Three weeks in already - it must be a function of my advanced years (comparatively at least) that the weeks keep flying past. The flatmates - who are proper postgraduates and therefore a good ten years younger than me - are very kind and welcoming, but clearly do not feel the time is going quickly; in fact, they seem to have all the time in the world. They do not seem to feel the fear when I say that it's already nearly the end of week three. Surely they feel the same "eep, only twenty weeks of actual teaching on one of these masters thingies".
I do already have an MA, but I did it over two years while I was working so there's a lot of latitude in lots of ways. Here I am so profoundly aware of the gaps in my knowledge that every day feels like a struggle to catch up. Is it bad that I decided Fabric of Britain was a suitable part of the work schedule and watched it for research? It is interesting in many ways, and moving in others - I had a lump in my throat looking at the jumpers knit by prisoners of war in the German camps, and thinking of the embroideries destroyed during the Reformation. It was timely as I had spent the morning reading Margaret Scott's Medieval Fashion and Dress and am feeling very in the spirit, especially after several hours spent dawdling around the cathedral at St Albans on Saturday afternoon.

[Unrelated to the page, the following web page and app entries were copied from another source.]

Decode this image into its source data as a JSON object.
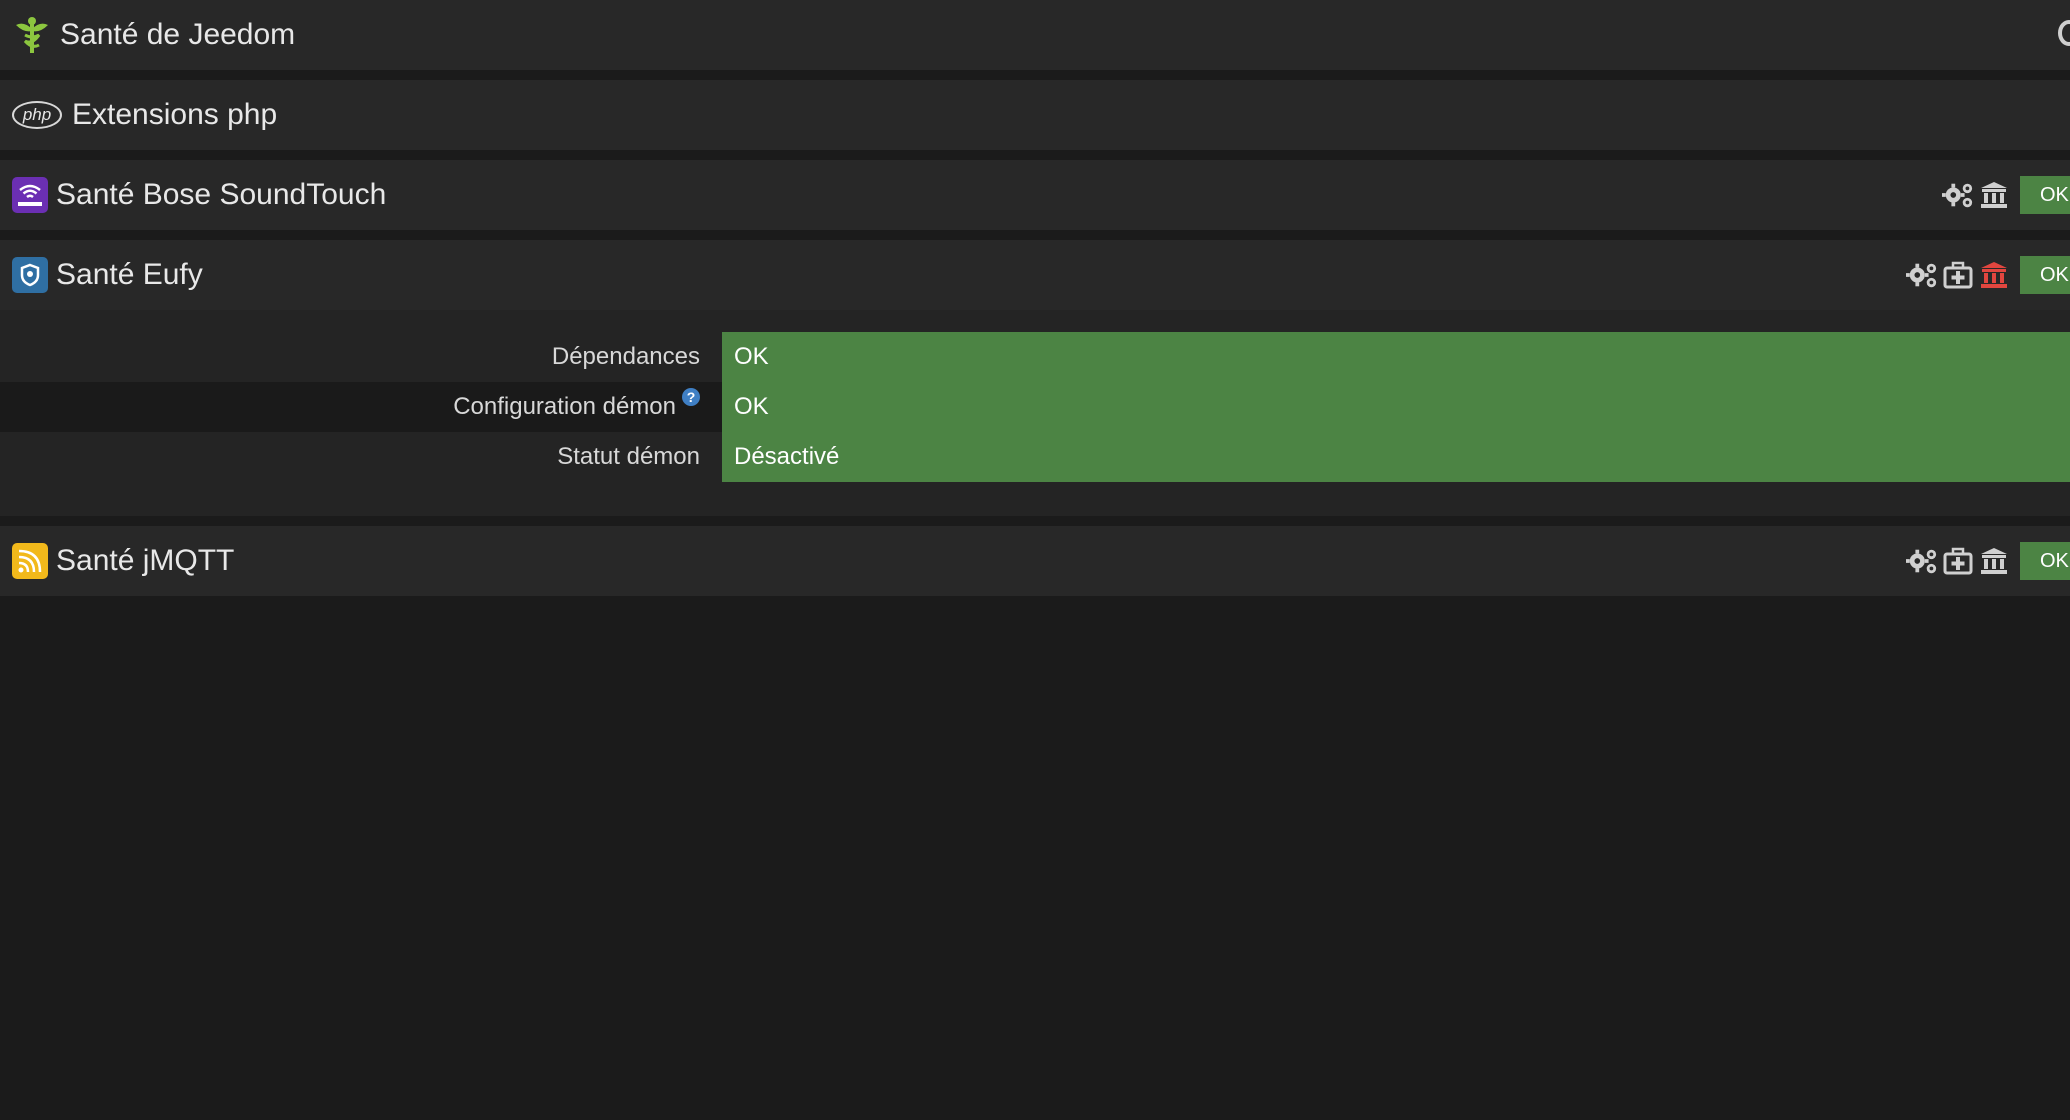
{
  "header": {
    "title": "Santé de Jeedom"
  },
  "php_section": {
    "badge": "php",
    "title": "Extensions php"
  },
  "plugins": [
    {
      "title": "Santé Bose SoundTouch",
      "icon": "bose-wifi-icon",
      "status": "OK"
    },
    {
      "title": "Santé Eufy",
      "icon": "eufy-shield-icon",
      "status": "OK",
      "details": [
        {
          "label": "Dépendances",
          "value": "OK"
        },
        {
          "label": "Configuration démon",
          "help": "?",
          "value": "OK"
        },
        {
          "label": "Statut démon",
          "value": "Désactivé"
        }
      ]
    },
    {
      "title": "Santé jMQTT",
      "icon": "jmqtt-signal-icon",
      "status": "OK"
    }
  ],
  "colors": {
    "ok_green": "#4c8444",
    "danger_red": "#e2463f",
    "accent_green": "#8cc63f"
  }
}
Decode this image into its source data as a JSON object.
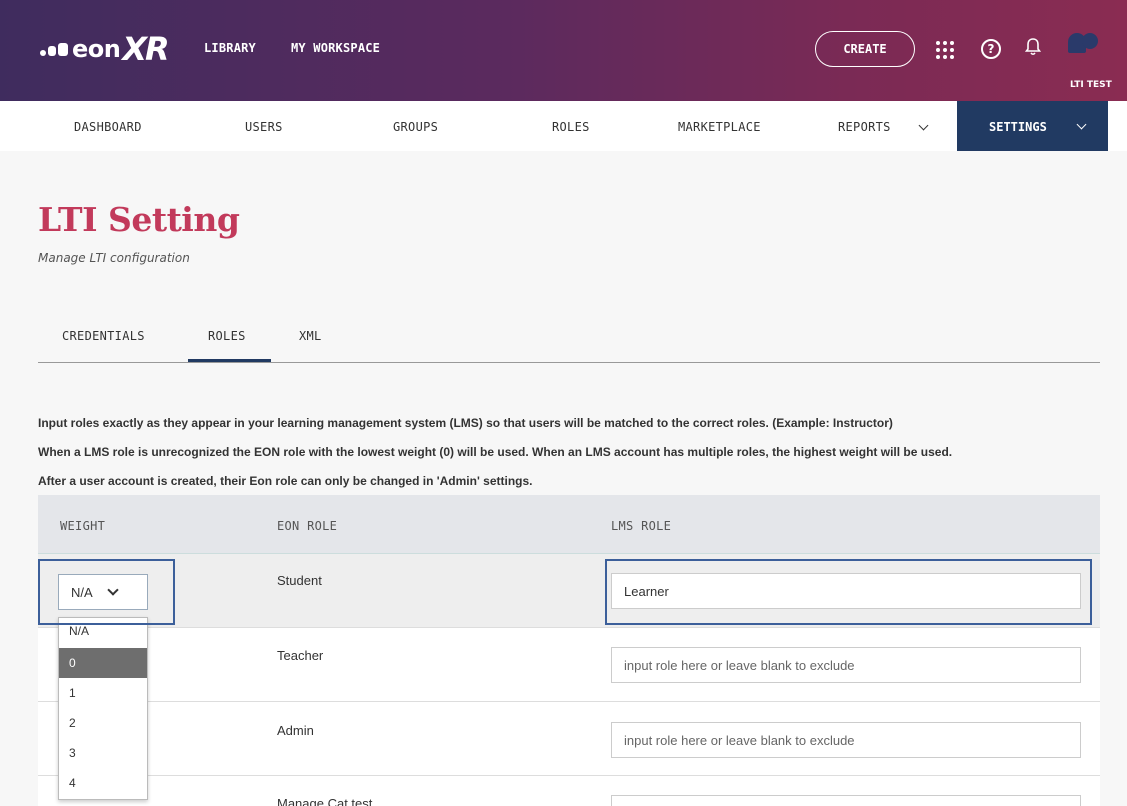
{
  "header": {
    "logo_eon": "eon",
    "logo_xr": "XR",
    "links": [
      "LIBRARY",
      "MY WORKSPACE"
    ],
    "create_label": "CREATE",
    "help_glyph": "?",
    "bell_glyph": "🔔",
    "avatar_label": "LTI TEST"
  },
  "nav": {
    "items": [
      "DASHBOARD",
      "USERS",
      "GROUPS",
      "ROLES",
      "MARKETPLACE",
      "REPORTS"
    ],
    "active": "SETTINGS",
    "active_bg": "#213a62"
  },
  "page": {
    "title": "LTI Setting",
    "subtitle": "Manage LTI configuration",
    "title_color": "#c23a5b"
  },
  "tabs": [
    "CREDENTIALS",
    "ROLES",
    "XML"
  ],
  "active_tab": "ROLES",
  "instructions": [
    "Input roles exactly as they appear in your learning management system (LMS) so that users will be matched to the correct roles. (Example: Instructor)",
    "When a LMS role is unrecognized the EON role with the lowest weight (0) will be used. When an LMS account has multiple roles, the highest weight will be used.",
    "After a user account is created, their Eon role can only be changed in 'Admin' settings."
  ],
  "table": {
    "headers": [
      "WEIGHT",
      "EON ROLE",
      "LMS ROLE"
    ],
    "rows": [
      {
        "weight": "N/A",
        "eon_role": "Student",
        "lms_value": "Learner",
        "placeholder": ""
      },
      {
        "weight": "",
        "eon_role": "Teacher",
        "lms_value": "",
        "placeholder": "input role here or leave blank to exclude"
      },
      {
        "weight": "",
        "eon_role": "Admin",
        "lms_value": "",
        "placeholder": "input role here or leave blank to exclude"
      },
      {
        "weight": "",
        "eon_role": "Manage Cat test",
        "lms_value": "",
        "placeholder": ""
      }
    ]
  },
  "weight_dropdown": {
    "selected": "N/A",
    "options": [
      "N/A",
      "0",
      "1",
      "2",
      "3",
      "4"
    ],
    "highlighted": "0"
  }
}
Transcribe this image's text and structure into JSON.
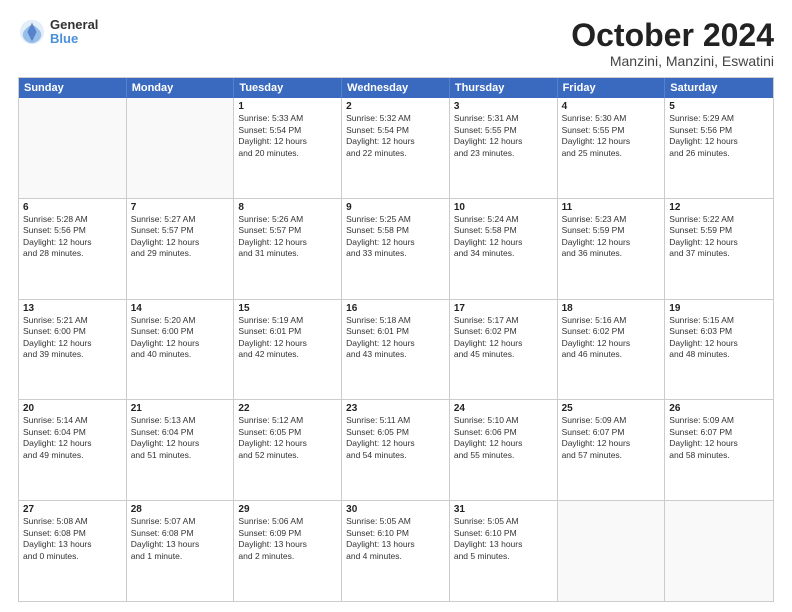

It is a funny thing to be splitting my time between two homes. Of course, it means I don't get to enjoy the life of living out of London which was part of the original ambition, or much of the life living in St Albans either. I am always in lectures, at the library or at my desk in Glasgow, and always running around like a loon when I'm back in London. Of course, I'm not in London but I can't quite get that out of my system yet either. Actually, in Glasgow, I invested in a giant cushion so I could read on the bed-the-width-of-a-park-bench and that has been pretty good. Those swivel chairs they stick in halls are a killer on the back.
And two weekends into the commute and Husband is no longer speaking to me which leads me to question whether he really supports this quest or not. Hmm, it's quite the head scratcher. I have found this a particularly gendered and vexed issue though. I know at least three other couples where the chap has sauntered off for a year - commuting back and forth during the week for study or to fulfil a dream to live abroad and of course that is fine and does not show a lack of commitment or "team work" which is a term I particularly despise when it comes to relationships because we are not playing some kind of competitive sport or trying to tie up a particularly knotty legal transaction.
For some reason, it seems, my womanishness is the issue - I should want to be at home fulfilling my domestic function of caring for a grown man. The fact I get home and do five loads of laundry on Fridays apparently does not quite cut it, and neither does the storm I cook up or the Christmas cake fruit I set off with stewing in the boozy concoction of marvellousness ready for baking after a few weeks of loving nurture. The fact I am ambitious and value my career is not apparently as valuable. I know it is not as financially valuable - I am still in a career that earns less primarily because it is still seen as dominated by women. So I am perplexed as to why it is different for me to be studying for a year, having supported Husband in achieving several of his own ambitions - when other couples seem to be happy for their menfolk to go off to realise some yen they have. I'm in danger of over-associating the reading I've been doing about the emergence of social and legislative control over women's bodies with my own situation but it is quite a good way of de-personalising. It all just seems a bit ... erm, silly. It is jolly peaceful though and I've got an awful lot of my blanket knit and reading done while I've been at home in the chilly silence.
Anyway, despite that St Albans is a delightful place which doesn't mean I don't miss the fun and uniqueness of SE London, or my lovely neighbours (who are keeping an eye on the pumpkin that continues to grow with apparently nothing curbing its enormousness - did you know pumpkins have no natural predators?), and the postman who I hallooed on my way to the station. But I am having my 80-something year old neighbour round for tea - she looks not a day over 65 and is a hoot - so am starting to find ways into the local neighbourhood. Small towns (and yes, I know it's a city) are different and you do have to get to know the ways; but nonetheless, there's almost nothing that a good cup of tea and a chat can't overcome is there now.
Still getting my head around the study and the commute but I'm already swirling with ideas for my dissertation while having to knuckle down to actual writing for essays due now. The world of work has at least prepared me for time pressures, even if it does materially change the way you need to think about things which has made accessing the language and style of academic life a challenge, but that's no bad thing - it is supposed to be a challenge after all. And it certainly is.